Julian Hoffman’s The Small Heart of Things: Being at Home in a Beckoning World
Reviewed by Frank Izaguirre
Julian Hoffman’s award-winning debut, The Small Heart of Things: Being at Home in a Beckoning World, is a quest to articulate the meaning of place. “It’s hard to define place at all,” he begins. Even so, in this collection of short essays, Hoffman strives, patiently and thoughtfully and with great attention to the nuances of both the nature of the task and the search, to address this perennial concern of the nature-writing genre.
Living on the Greek side of the Prespa Lakes region, Hoffman monitors bird populations in areas where wind turbines have been built or proposed. Of central importance to the book is his new home’s proximity to the borders of two other countries, Albania and the Former Yugoslav Republic of Macedonia. The relationships between these places are strained and complicated, and Hoffman finds great value in familiarizing himself with the complexities of his home. In addition, this region is an area one assumes has thus far received little attention from the nature-writing genre. Its introduction to the canon is a virtue in and of itself.
The Small Heart of Things is a book of many other virtues. For one, Hoffman does not fail to find the magnificent in habitats both pristine and disturbed. Nature, for him, is everywhere and only waiting to be discovered and engaged. His essays crystallize these discoveries into experiences able to be shared between him and the reader using language rich in metaphor and lyricism.
Interconnectedness is an essential element of the book. The essays connect with each other, connect with the landscape, and connect the writer to both the land and the reader. The metaphors, similes, and poetic language enhance this effect. For example, this passage about spotting dolphins swimming at the edge of the shore:
They climbed into the air, passing with graceful ease from one medium to the next, dragging sprays of water like silver harnesses from their tandem tails. They seemed suspended in an enduring moment, balanced on a high wire slung above the sea. Water droplets sloped from their sides like shards of light.
Hoffman captures the way the dolphins move freely between air and water, the ease with which these wild and free creatures make the two elements one. More elements are introduced: harnesses and high wires, symbols of the human world, are overlaid on the image of the dolphins, linking us to them. Then, the motion of water on their skin again becomes light. The use of the verb “slope” even suggests the dolphins themselves are a feature of the landscape. Anything Hoffman brings under his attention is presented as both its beautiful self and as a window to another part of our world.
The book is also a repository of fascinating facts. Readers will learn about the multitude of interesting theories regarding the rose-ringed parakeet’s colonization of England, the unexpectedly enthralling life of a Transylvanian lepidopterist, and how the Blitz of London helped add a new member to the city’s avifauna.

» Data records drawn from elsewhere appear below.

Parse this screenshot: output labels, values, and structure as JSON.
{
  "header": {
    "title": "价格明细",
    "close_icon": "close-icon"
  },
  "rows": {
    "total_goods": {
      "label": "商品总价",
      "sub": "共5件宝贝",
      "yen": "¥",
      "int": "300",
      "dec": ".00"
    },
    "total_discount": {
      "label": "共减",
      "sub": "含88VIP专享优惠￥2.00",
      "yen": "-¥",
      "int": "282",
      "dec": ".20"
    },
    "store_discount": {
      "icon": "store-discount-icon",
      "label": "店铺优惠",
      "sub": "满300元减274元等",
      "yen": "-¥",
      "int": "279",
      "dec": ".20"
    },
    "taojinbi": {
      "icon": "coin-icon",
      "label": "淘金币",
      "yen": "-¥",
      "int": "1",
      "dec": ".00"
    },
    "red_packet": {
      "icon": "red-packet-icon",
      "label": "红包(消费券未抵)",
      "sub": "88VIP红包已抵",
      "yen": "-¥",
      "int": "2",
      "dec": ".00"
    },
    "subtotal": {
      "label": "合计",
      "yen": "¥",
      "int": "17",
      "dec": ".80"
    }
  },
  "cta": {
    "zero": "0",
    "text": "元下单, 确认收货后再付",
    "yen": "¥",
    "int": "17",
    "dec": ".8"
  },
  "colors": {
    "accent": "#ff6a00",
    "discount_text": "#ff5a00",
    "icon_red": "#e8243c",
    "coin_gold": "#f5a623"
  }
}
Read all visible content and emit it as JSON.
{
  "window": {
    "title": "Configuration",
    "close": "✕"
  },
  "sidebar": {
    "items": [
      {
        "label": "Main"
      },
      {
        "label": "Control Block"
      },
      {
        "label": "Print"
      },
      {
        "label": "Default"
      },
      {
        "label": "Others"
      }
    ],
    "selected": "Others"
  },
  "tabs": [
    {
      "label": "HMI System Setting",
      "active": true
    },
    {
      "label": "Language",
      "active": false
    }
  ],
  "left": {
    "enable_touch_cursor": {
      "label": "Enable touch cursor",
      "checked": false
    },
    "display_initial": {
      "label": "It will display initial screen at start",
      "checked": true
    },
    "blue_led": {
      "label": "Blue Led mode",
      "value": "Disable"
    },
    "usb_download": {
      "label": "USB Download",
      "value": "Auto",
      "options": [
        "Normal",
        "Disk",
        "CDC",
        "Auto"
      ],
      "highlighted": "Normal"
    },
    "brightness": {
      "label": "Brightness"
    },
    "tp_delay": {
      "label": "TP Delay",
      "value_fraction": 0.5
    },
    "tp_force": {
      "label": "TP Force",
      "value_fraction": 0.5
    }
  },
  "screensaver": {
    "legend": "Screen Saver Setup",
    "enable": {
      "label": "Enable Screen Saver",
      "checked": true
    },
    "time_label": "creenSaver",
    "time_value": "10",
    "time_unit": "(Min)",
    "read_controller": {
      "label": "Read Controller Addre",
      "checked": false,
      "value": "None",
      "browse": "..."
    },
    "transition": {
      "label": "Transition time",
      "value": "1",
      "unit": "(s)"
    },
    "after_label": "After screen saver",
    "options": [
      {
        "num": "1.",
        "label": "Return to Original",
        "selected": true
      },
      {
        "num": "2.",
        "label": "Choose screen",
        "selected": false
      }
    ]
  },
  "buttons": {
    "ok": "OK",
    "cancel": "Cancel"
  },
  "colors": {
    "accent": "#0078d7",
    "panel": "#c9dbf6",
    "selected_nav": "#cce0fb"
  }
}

This is a book for readers who find pleasure in wandering in a variety of forms: meandering through the complex history of the Prespa Lakes region, slow explorations of how words can help us understand our connection to the things all around us, and joining Hoffman on his many perambulations through the various interesting habitats in close proximity to him.
While on his walks, Hoffman has an aptitude for bringing readers into the moment with him. This effect is sometimes enhanced by his writing in the present tense, but even pieces written in the past are vibrant and immediate. Consider:
Out of the silence came a sudden, terrifying wail. I bolted up and listened carefully. It came again, piercing and piglike, a haunting siren-squeal. The cry lifted hairs on the back of my neck. . . . I packed my flask quickly away and edged toward the mass of pale stems. The sunlight was bright in my eyes, and the next shuddering wail echoed within me.
The prospect of encountering a European wild boar is an experience probably few of Hoffman’s readers have had, yet his keen ability to deliver us to the exact instant when the boar felt near and menacing makes it a shared experience. And Hoffman’s description of the boar when it makes its appearance, well, is something the reader will have to discover for him- or herself.
Indeed, this is a book of encounters: a meeting with a drowned salamander, the pursuit of rare and enormous eagle owls, the unexpected appearance of vagrant velvet scoters far from their Scandinavian homes, a nondescript moth fluttering past a bulb in December. And there are at least two commonalities shared by each of these animal encounters: they bring with them surprises which shape both the narrative and its author, and they bring him closer to completing his quest to understand his relationship to the place that has become his home. The moth, for instance, begins as just a shadow dancing through the room, but then it transforms into an immense journey that leads Hoffman to times and places we never would have guessed. Yet it should be noted that any of these encounters in anyone’s life, and perhaps even in the life of another writer, may have so easily been received, acknowledged, and soon forgotten. Hoffman, with patience and care, finds within them meaning and offers it to us for contemplation.
Of greatest value, all of Hoffman’s observations resonate with a genuine care for what is being considered and what can be learned. Is he successful in pinning down the meaning of place? Can anyone even succeed at such a task? Perhaps it doesn’t matter. The essay is an attempt, after all. The Small Heart of Things is a beautiful attempt, a winter moth and its shadow, and the journey that comes with them.